In last night’s leaders’ debate, the audience laughed when Jeremy Corbyn said that productivity gains could pay for a four-day week. This is an example of what I said recently – that we cannot have nice things because voters have resigned themselves to the inadequacy of British capitalism.
And inadequate it is. The ONS estimates that UK productivity is one-fifth lower than that of the US, Germany or France and one-tenth lower than Italy’s. Closing some of this gap would allow for a cut in the working week with no loss of pay.
In this context, Labour’s plans (pdf) to reform corporate governance, including putting workers on boards, are crucial. John McDonnell is bang right to say that giving workers a stake in companies raises productivity: there is a ton (pdf) of evidence for this. (Which of course is wholly consistent with the likelihood that there are many other possible ways in which a government might increase productivity.)

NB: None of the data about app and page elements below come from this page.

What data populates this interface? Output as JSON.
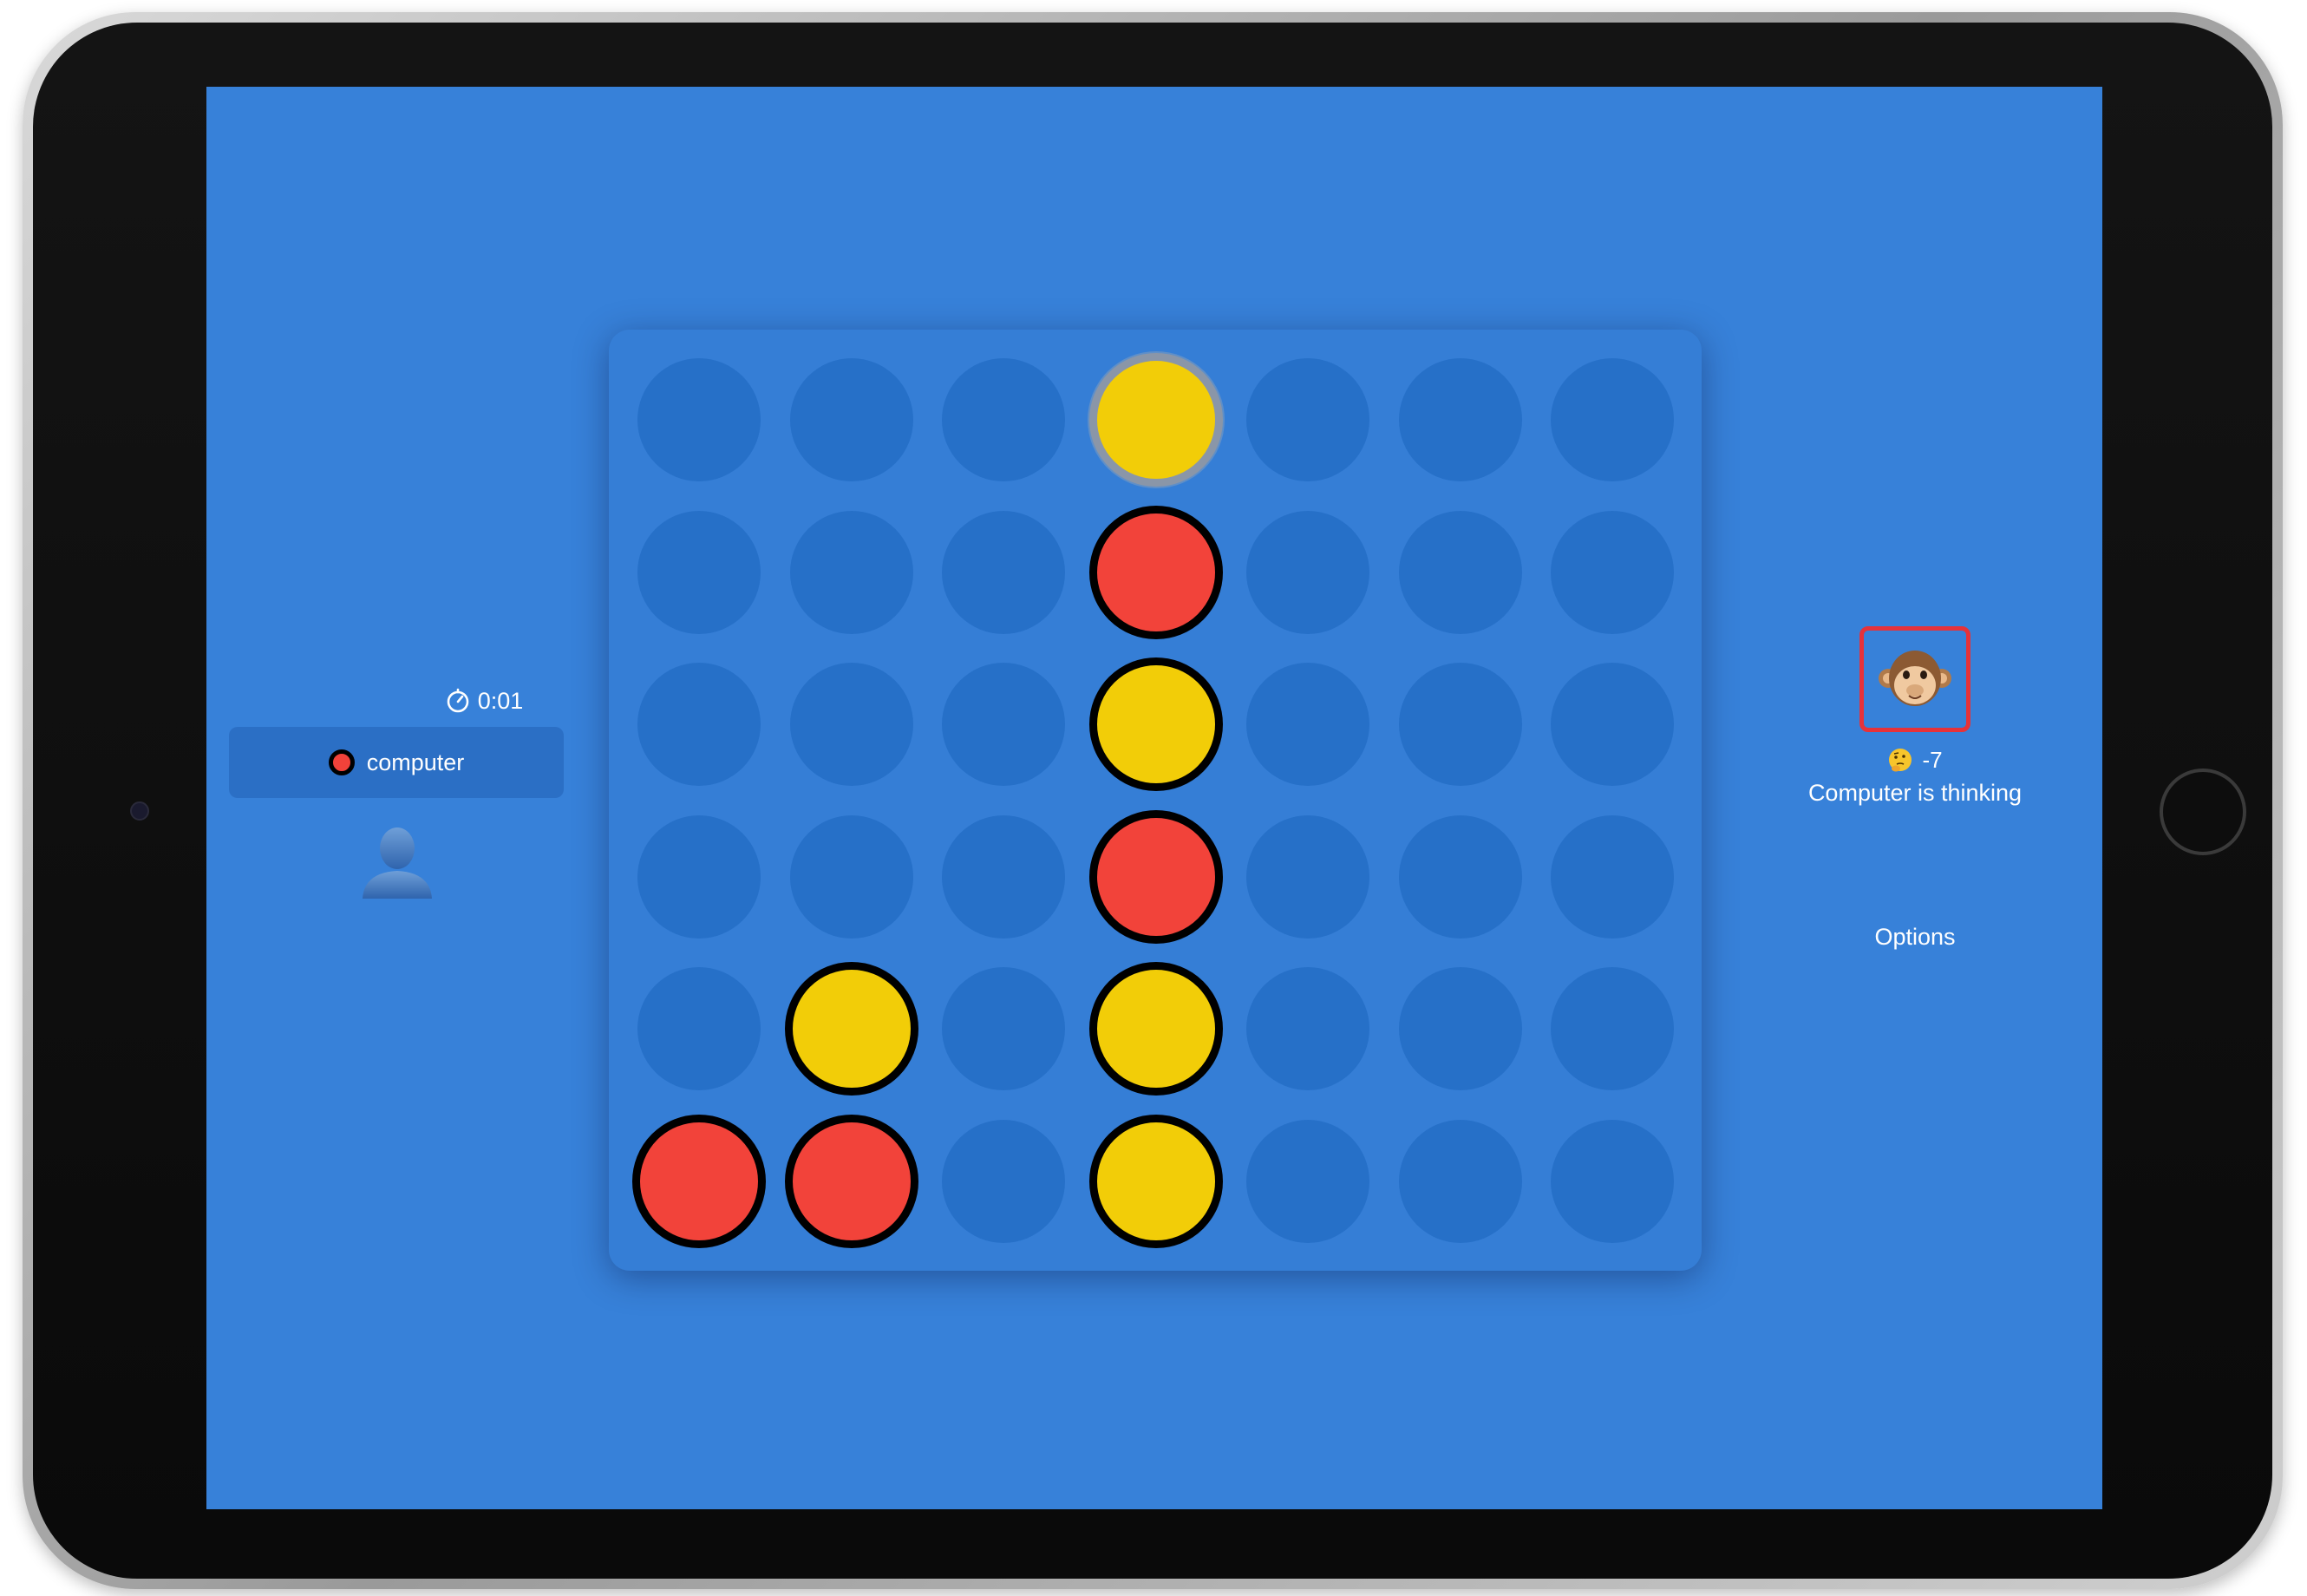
{
  "left_panel": {
    "timer": "0:01",
    "player_name": "computer",
    "player_disc_color": "#f2423a"
  },
  "board": {
    "columns": 7,
    "rows": 6,
    "grid": [
      [
        "empty",
        "empty",
        "empty",
        "yellow",
        "empty",
        "empty",
        "empty"
      ],
      [
        "empty",
        "empty",
        "empty",
        "red",
        "empty",
        "empty",
        "empty"
      ],
      [
        "empty",
        "empty",
        "empty",
        "yellow",
        "empty",
        "empty",
        "empty"
      ],
      [
        "empty",
        "empty",
        "empty",
        "red",
        "empty",
        "empty",
        "empty"
      ],
      [
        "empty",
        "yellow",
        "empty",
        "yellow",
        "empty",
        "empty",
        "empty"
      ],
      [
        "red",
        "red",
        "empty",
        "yellow",
        "empty",
        "empty",
        "empty"
      ]
    ],
    "last_move": {
      "row": 0,
      "col": 3
    },
    "colors": {
      "board": "#357ed6",
      "empty": "#2670c8",
      "red": "#f2433a",
      "yellow": "#f2cd08"
    }
  },
  "right_panel": {
    "opponent_icon": "monkey-face-icon",
    "score_icon": "thinking-face-icon",
    "score": "-7",
    "status": "Computer is thinking",
    "options_label": "Options"
  },
  "colors": {
    "background": "#3781d9",
    "highlight_border": "#e6323a"
  }
}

But how can this be? One answer lies in a classic article written 30 years ago by Michael Jensen. Stock market-listed firms, he said, contain “widespread waste and inefficiency” because an of “absence of effective monitoring” of bosses by shareholders. Giving workers greater say can reduce this agency failure. This is partly because workers know the ground truth of how the company is performing better than do external shareholders. But it’s also because many workers have more skin in the game than do fund managers; whereas workers lose their jobs if the firm does badly, fund managers face less severe penalties.
At this stage, righties like to claim that the market can solve this problem.
There’s a grain of truth in this: since Jensen’s classic article, the number of stock market-quoted firms has fallen and private ownership has risen. The market cannot, however, so easily transfer companies into worker ownership in part because workers are credit-constrained.
What’s more, we know for sure that product market competition does not eliminate the inefficiencies caused by agency failures. Nick Bloom and John Van Reenen show (pdf) that there is “a long tail of extremely badly managed firms.” And Andy Haldane has said (pdf) that “there is a striking and widening divergence” between the most productive firms and the rest. This would not be the case if market forces quickly drove inefficient firms out of the market.
As for what explains such differences, Haldane echoes Jensen:
(A lack of) management quality is a plausible candidate explanation for the UK’s long tail of companies…It is possible that current UK corporate governance practices may act as a brake on innovative companies.
Fans of David Graeber’s book Bullshit Jobs (of whom I am one) know one way in which bad management manifests itself. “Managerial feudalism” means that intermediate bosses prefer to create hierarchies of flunkeys rather than maximize profits. And inadequate oversight and imperfect competition allow them to get away with this. Graeber’s is a colourful way of expressing what economists and equity investors have known for a long time – that companies often grow at the expense of profits.
Now, in saying all this I’m not entirely endorsing Labour’s position. My point is that companies have not been effectively pursuing shareholder value, perhaps because, as John Kay has said, such value can only be achieved obliquely. (I’m also unsure whether short-termism is a problem.)
What I am saying, though, is that the notion that changing ownership might increase productivity is far from risible. There’s tons of evidence that it can do so, and mainstream economists agree that there are failures of management and ownership: Jensen, Haldane and Bloom are not Marxists.
The fact that an audience can laugh at Corbyn’s claim to raise productivity, therefore, tells us nothing about Labour policy. But it speaks volumes – and damning volumes at that – about a political discourse that has become so debased as to put discussions about productivity outside of mainstream politics.